Given the following situation: we have sensitive information and want to give a user access to it. At this point the user might not have interacted with our system yet.
We generate a random code that we send to a user to grant him access to his information. There would also be a second factor for the access. But this question only concerns how to hash and store the hash of the code.
The code acts as a password, with the important difference that it is random and not chosen by the user. We only want to store a cryptographic hash of the code, not the code itself.
However we need to be able to query the information by the hash of the code, so when the user submits the code, we compute the hash and lookup the information by the hash. This prevents us from using a salt. Given that the code is already random, it doesn't seem strictly necessary to salt the code, unlike a password. So we cannot use, for example, bcrypt, as we do for hashing user passwords, because bcrypt always uses a salt.
The code should also not be excessively long for usability reasons.
Now the question is, if we use, for example, SHA-256, which is fast to compute compared to password hashing functions like bcrypt, how long would the code have to be for it to be secure against brute forcing?

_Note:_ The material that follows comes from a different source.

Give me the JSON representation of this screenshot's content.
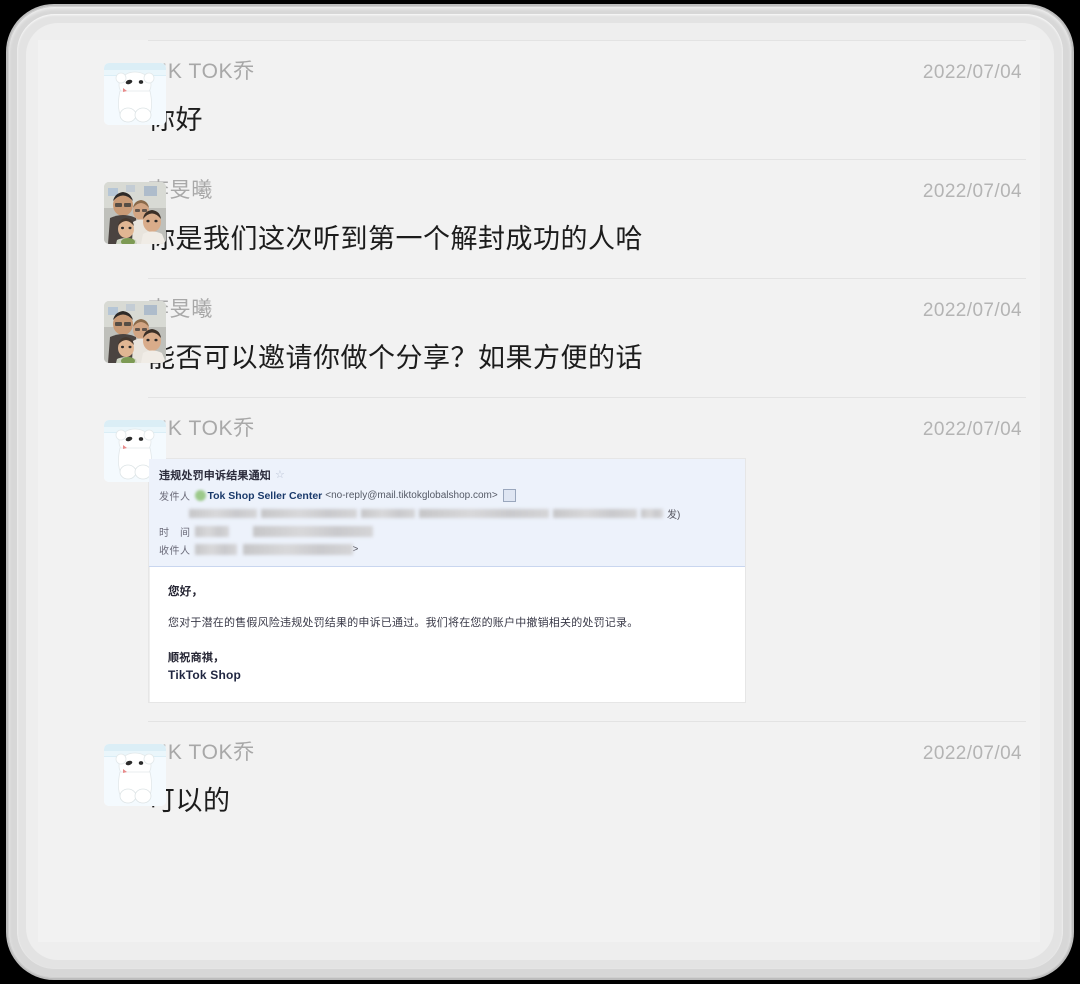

Am I right to think that, if our code is, for example, 12 digits alphanumeric, it would only take 36^12 attempts to guess the SHA-256 hash, instead of 2^256 guesses for arbitrary length input. (This question was also asking about that).
To protect against brute force attacks, is there another, slow-on-purpose cryptographic hash function that works without a salt so that the hash is queryable, that we could use in place of SHA-256?